### What you are asked to do
Go through the records, and copy each line in which the string "dates" is present.

[Exercise materials — start]

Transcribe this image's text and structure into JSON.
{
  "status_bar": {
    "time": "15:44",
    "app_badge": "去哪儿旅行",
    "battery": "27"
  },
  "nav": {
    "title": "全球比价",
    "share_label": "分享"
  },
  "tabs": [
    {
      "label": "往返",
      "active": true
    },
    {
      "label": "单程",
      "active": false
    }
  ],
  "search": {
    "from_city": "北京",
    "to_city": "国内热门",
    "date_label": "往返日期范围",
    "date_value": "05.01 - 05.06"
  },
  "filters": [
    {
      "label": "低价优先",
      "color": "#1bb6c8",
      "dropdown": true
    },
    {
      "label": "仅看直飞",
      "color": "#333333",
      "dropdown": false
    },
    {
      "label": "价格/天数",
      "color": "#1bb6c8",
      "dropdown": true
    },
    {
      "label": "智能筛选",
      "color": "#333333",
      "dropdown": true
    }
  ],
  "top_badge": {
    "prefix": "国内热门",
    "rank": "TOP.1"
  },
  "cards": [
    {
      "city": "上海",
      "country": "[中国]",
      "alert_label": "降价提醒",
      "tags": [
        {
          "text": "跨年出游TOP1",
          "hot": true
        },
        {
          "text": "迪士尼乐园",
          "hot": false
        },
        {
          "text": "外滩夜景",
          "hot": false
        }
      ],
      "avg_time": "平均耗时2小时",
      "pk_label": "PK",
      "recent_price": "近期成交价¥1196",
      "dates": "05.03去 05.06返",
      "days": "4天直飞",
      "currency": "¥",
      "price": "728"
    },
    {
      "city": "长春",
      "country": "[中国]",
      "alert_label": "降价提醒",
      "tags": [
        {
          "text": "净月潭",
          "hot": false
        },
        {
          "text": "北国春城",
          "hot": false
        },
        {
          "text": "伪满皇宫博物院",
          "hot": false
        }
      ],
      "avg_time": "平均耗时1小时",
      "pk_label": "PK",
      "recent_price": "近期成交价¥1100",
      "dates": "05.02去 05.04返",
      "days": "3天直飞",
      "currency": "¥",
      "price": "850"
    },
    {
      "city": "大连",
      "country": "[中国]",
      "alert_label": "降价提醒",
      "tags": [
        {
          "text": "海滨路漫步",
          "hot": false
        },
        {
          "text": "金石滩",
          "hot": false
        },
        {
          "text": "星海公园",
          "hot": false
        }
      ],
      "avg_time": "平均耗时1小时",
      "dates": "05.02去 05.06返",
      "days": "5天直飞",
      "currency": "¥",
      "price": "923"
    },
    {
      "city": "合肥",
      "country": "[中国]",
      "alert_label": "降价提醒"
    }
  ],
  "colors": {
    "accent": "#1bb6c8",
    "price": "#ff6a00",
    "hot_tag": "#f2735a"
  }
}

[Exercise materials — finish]

### Solution for this problem
      "dates": "05.03去 05.06返",
      "dates": "05.02去 05.04返",
      "dates": "05.02去 05.06返",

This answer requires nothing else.